(Excerpts from a dataset)
== Segment start ==
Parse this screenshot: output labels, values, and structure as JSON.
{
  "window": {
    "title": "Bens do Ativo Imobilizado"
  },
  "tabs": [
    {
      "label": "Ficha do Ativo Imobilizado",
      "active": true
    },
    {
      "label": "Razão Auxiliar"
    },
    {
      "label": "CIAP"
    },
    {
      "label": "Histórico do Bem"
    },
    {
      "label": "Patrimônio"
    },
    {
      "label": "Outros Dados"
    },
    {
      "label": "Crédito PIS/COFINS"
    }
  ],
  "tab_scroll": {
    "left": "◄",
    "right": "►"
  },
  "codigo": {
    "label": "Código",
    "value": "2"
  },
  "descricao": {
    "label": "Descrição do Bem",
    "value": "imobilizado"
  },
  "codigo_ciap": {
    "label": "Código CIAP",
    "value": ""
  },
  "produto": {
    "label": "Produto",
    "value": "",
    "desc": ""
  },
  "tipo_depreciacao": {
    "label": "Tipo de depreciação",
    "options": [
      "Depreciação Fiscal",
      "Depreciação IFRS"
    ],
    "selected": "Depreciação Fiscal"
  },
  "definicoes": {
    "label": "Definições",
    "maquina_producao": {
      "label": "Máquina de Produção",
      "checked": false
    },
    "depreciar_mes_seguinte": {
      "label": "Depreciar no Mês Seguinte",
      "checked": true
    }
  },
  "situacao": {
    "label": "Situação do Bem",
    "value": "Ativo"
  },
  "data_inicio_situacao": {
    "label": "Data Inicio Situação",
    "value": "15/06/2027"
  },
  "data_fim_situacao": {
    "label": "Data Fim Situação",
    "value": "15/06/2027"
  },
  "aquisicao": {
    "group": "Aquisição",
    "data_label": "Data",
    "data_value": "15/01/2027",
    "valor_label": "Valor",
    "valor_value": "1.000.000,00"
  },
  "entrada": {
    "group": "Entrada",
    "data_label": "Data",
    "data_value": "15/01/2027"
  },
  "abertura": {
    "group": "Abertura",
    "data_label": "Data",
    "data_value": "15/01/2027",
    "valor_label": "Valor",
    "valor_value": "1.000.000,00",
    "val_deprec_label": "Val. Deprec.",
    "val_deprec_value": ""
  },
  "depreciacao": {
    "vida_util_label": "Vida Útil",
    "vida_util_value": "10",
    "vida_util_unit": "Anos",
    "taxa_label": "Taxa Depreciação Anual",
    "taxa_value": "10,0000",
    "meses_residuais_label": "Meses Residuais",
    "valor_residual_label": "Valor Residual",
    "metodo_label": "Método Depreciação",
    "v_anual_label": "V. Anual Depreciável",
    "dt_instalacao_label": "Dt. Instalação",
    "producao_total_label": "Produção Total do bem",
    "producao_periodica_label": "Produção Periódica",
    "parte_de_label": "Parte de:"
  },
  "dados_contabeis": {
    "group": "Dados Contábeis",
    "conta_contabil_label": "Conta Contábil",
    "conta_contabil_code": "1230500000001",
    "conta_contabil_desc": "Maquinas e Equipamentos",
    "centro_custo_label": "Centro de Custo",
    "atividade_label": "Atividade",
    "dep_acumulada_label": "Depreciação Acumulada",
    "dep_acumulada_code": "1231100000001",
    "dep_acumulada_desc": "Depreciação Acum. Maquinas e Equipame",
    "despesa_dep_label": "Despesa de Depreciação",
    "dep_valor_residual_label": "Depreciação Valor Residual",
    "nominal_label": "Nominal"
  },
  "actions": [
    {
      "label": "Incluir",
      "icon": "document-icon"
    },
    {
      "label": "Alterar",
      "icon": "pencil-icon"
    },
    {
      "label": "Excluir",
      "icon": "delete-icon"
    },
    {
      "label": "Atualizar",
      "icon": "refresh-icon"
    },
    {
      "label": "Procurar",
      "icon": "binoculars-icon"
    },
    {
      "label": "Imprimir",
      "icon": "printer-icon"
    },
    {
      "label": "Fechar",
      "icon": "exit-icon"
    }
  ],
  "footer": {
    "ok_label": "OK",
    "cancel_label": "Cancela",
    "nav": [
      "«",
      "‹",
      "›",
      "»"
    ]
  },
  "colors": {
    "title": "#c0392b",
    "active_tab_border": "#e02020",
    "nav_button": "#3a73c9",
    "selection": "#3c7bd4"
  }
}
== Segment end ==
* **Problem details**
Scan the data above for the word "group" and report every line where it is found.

* **Written solution**
    "group": "Aquisição",
    "group": "Entrada",
    "group": "Abertura",
    "group": "Dados Contábeis",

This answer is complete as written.